Within the entries below, find each line containing the word "title" and copy it.

*** EXTRACTED DATA Section Begins ***

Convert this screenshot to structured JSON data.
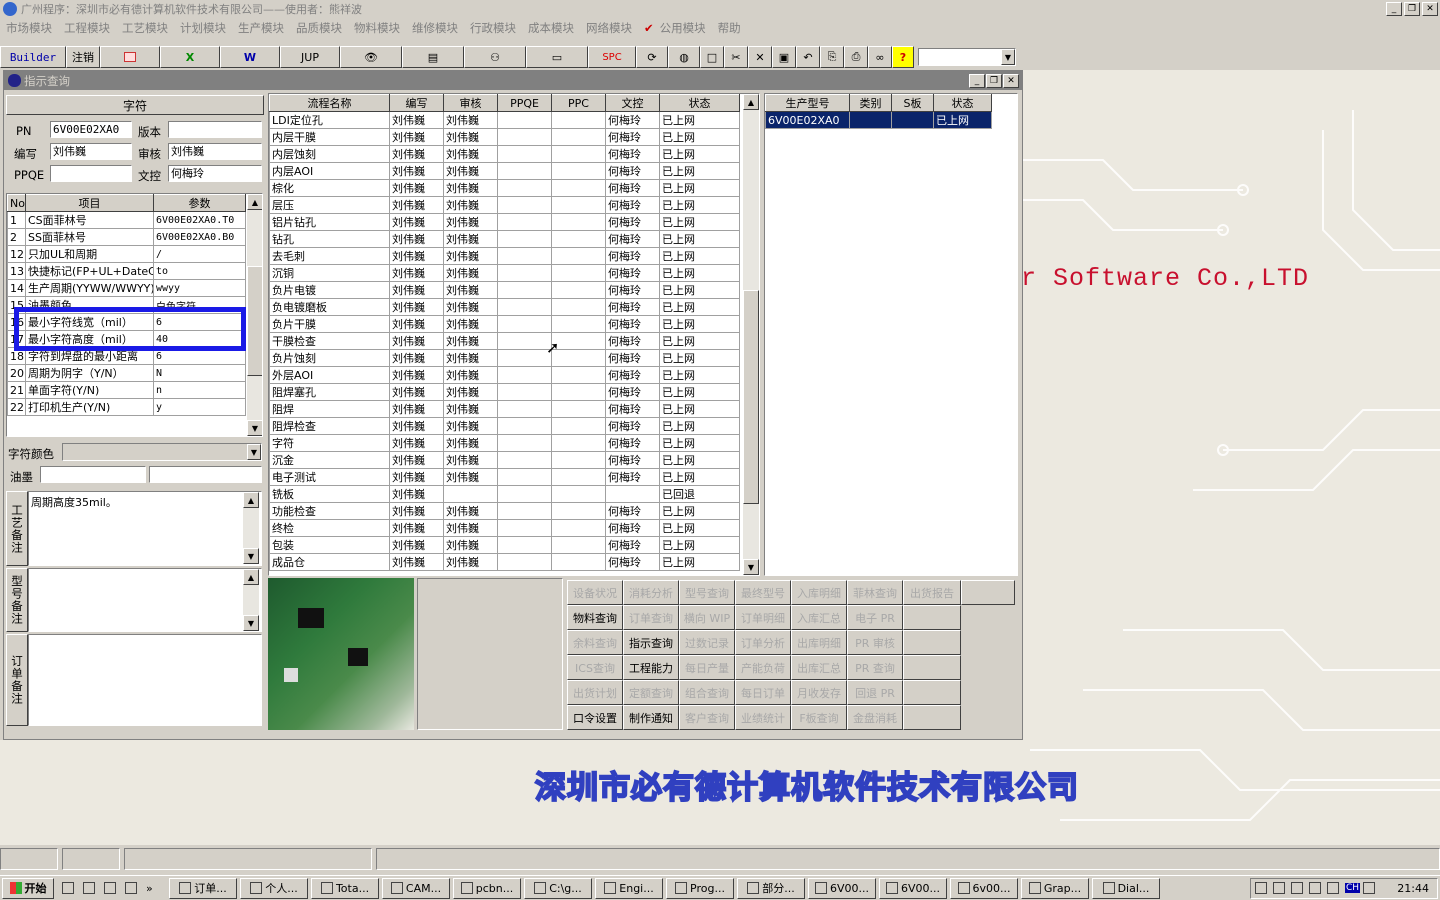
{
  "app": {
    "title": "广州程序：深圳市必有德计算机软件技术有限公司——使用者：熊祥波"
  },
  "menu": [
    "市场模块",
    "工程模块",
    "工艺模块",
    "计划模块",
    "生产模块",
    "品质模块",
    "物料模块",
    "维修模块",
    "行政模块",
    "成本模块",
    "网络模块",
    "公用模块",
    "帮助"
  ],
  "toolbar": {
    "builder": "Builder",
    "logout": "注销",
    "jup": "JUP",
    "spc": "SPC"
  },
  "window": {
    "title": "指示查询"
  },
  "char_panel": {
    "header": "字符",
    "pn_label": "PN",
    "pn_value": "6V00E02XA0",
    "version_label": "版本",
    "version_value": "",
    "author_label": "编写",
    "author_value": "刘伟巍",
    "review_label": "审核",
    "review_value": "刘伟巍",
    "ppqe_label": "PPQE",
    "ppqe_value": "",
    "dc_label": "文控",
    "dc_value": "何梅玲"
  },
  "params": {
    "headers": [
      "No",
      "项目",
      "参数"
    ],
    "rows": [
      [
        "1",
        "CS面菲林号",
        "6V00E02XA0.T0"
      ],
      [
        "2",
        "SS面菲林号",
        "6V00E02XA0.B0"
      ],
      [
        "12",
        "只加UL和周期",
        "/"
      ],
      [
        "13",
        "快捷标记(FP+UL+DateCo",
        "to"
      ],
      [
        "14",
        "生产周期(YYWW/WWYY)",
        "wwyy"
      ],
      [
        "15",
        "油墨颜色",
        "白色字符"
      ],
      [
        "16",
        "最小字符线宽（mil）",
        "6"
      ],
      [
        "17",
        "最小字符高度（mil）",
        "40"
      ],
      [
        "18",
        "字符到焊盘的最小距离",
        "6"
      ],
      [
        "20",
        "周期为阴字（Y/N）",
        "N"
      ],
      [
        "21",
        "单面字符(Y/N)",
        "n"
      ],
      [
        "22",
        "打印机生产(Y/N)",
        "y"
      ]
    ]
  },
  "char_color": {
    "label": "字符颜色",
    "value": ""
  },
  "ink": {
    "label": "油墨",
    "value1": "",
    "value2": ""
  },
  "notes": {
    "process_label": "工艺备注",
    "process_value": "周期高度35mil。",
    "model_label": "型号备注",
    "model_value": "",
    "order_label": "订单备注",
    "order_value": ""
  },
  "flow": {
    "headers": [
      "流程名称",
      "编写",
      "审核",
      "PPQE",
      "PPC",
      "文控",
      "状态"
    ],
    "rows": [
      [
        "LDI定位孔",
        "刘伟巍",
        "刘伟巍",
        "",
        "",
        "何梅玲",
        "已上网"
      ],
      [
        "内层干膜",
        "刘伟巍",
        "刘伟巍",
        "",
        "",
        "何梅玲",
        "已上网"
      ],
      [
        "内层蚀刻",
        "刘伟巍",
        "刘伟巍",
        "",
        "",
        "何梅玲",
        "已上网"
      ],
      [
        "内层AOI",
        "刘伟巍",
        "刘伟巍",
        "",
        "",
        "何梅玲",
        "已上网"
      ],
      [
        "棕化",
        "刘伟巍",
        "刘伟巍",
        "",
        "",
        "何梅玲",
        "已上网"
      ],
      [
        "层压",
        "刘伟巍",
        "刘伟巍",
        "",
        "",
        "何梅玲",
        "已上网"
      ],
      [
        "铝片钻孔",
        "刘伟巍",
        "刘伟巍",
        "",
        "",
        "何梅玲",
        "已上网"
      ],
      [
        "钻孔",
        "刘伟巍",
        "刘伟巍",
        "",
        "",
        "何梅玲",
        "已上网"
      ],
      [
        "去毛刺",
        "刘伟巍",
        "刘伟巍",
        "",
        "",
        "何梅玲",
        "已上网"
      ],
      [
        "沉铜",
        "刘伟巍",
        "刘伟巍",
        "",
        "",
        "何梅玲",
        "已上网"
      ],
      [
        "负片电镀",
        "刘伟巍",
        "刘伟巍",
        "",
        "",
        "何梅玲",
        "已上网"
      ],
      [
        "负电镀磨板",
        "刘伟巍",
        "刘伟巍",
        "",
        "",
        "何梅玲",
        "已上网"
      ],
      [
        "负片干膜",
        "刘伟巍",
        "刘伟巍",
        "",
        "",
        "何梅玲",
        "已上网"
      ],
      [
        "干膜检查",
        "刘伟巍",
        "刘伟巍",
        "",
        "",
        "何梅玲",
        "已上网"
      ],
      [
        "负片蚀刻",
        "刘伟巍",
        "刘伟巍",
        "",
        "",
        "何梅玲",
        "已上网"
      ],
      [
        "外层AOI",
        "刘伟巍",
        "刘伟巍",
        "",
        "",
        "何梅玲",
        "已上网"
      ],
      [
        "阻焊塞孔",
        "刘伟巍",
        "刘伟巍",
        "",
        "",
        "何梅玲",
        "已上网"
      ],
      [
        "阻焊",
        "刘伟巍",
        "刘伟巍",
        "",
        "",
        "何梅玲",
        "已上网"
      ],
      [
        "阻焊检查",
        "刘伟巍",
        "刘伟巍",
        "",
        "",
        "何梅玲",
        "已上网"
      ],
      [
        "字符",
        "刘伟巍",
        "刘伟巍",
        "",
        "",
        "何梅玲",
        "已上网"
      ],
      [
        "沉金",
        "刘伟巍",
        "刘伟巍",
        "",
        "",
        "何梅玲",
        "已上网"
      ],
      [
        "电子测试",
        "刘伟巍",
        "刘伟巍",
        "",
        "",
        "何梅玲",
        "已上网"
      ],
      [
        "铣板",
        "刘伟巍",
        "",
        "",
        "",
        "",
        "已回退"
      ],
      [
        "功能检查",
        "刘伟巍",
        "刘伟巍",
        "",
        "",
        "何梅玲",
        "已上网"
      ],
      [
        "终检",
        "刘伟巍",
        "刘伟巍",
        "",
        "",
        "何梅玲",
        "已上网"
      ],
      [
        "包装",
        "刘伟巍",
        "刘伟巍",
        "",
        "",
        "何梅玲",
        "已上网"
      ],
      [
        "成品仓",
        "刘伟巍",
        "刘伟巍",
        "",
        "",
        "何梅玲",
        "已上网"
      ]
    ]
  },
  "models": {
    "headers": [
      "生产型号",
      "类别",
      "S板",
      "状态"
    ],
    "rows": [
      [
        "6V00E02XA0",
        "",
        "",
        "已上网"
      ]
    ]
  },
  "func_buttons": [
    [
      "设备状况",
      "消耗分析",
      "型号查询",
      "最终型号",
      "入库明细",
      "菲林查询",
      "出货报告",
      ""
    ],
    [
      "物料查询",
      "订单查询",
      "横向 WIP",
      "订单明细",
      "入库汇总",
      "电子 PR",
      ""
    ],
    [
      "余料查询",
      "指示查询",
      "过数记录",
      "订单分析",
      "出库明细",
      "PR 审核",
      ""
    ],
    [
      "ICS查询",
      "工程能力",
      "每日产量",
      "产能负荷",
      "出库汇总",
      "PR 查询",
      ""
    ],
    [
      "出货计划",
      "定额查询",
      "组合查询",
      "每日订单",
      "月收发存",
      "回退 PR",
      ""
    ],
    [
      "口令设置",
      "制作通知",
      "客户查询",
      "业绩统计",
      "F板查询",
      "金盘消耗",
      ""
    ]
  ],
  "func_enabled": [
    "物料查询",
    "指示查询",
    "工程能力",
    "口令设置",
    "制作通知"
  ],
  "desktop": {
    "brand_en": "er Software Co.,LTD",
    "brand_cn": "深圳市必有德计算机软件技术有限公司"
  },
  "taskbar": {
    "start": "开始",
    "tasks": [
      "订单...",
      "个人...",
      "Tota...",
      "CAM...",
      "pcbn...",
      "C:\\g...",
      "Engi...",
      "Prog...",
      "部分...",
      "6V00...",
      "6V00...",
      "6v00...",
      "Grap...",
      "Dial..."
    ],
    "clock": "21:44",
    "ime": "CH"
  }
}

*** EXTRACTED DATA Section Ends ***

WRITTEN ANSWER =
    "title": "广州程序：深圳市必有德计算机软件技术有限公司——使用者：熊祥波"
    "title": "指示查询"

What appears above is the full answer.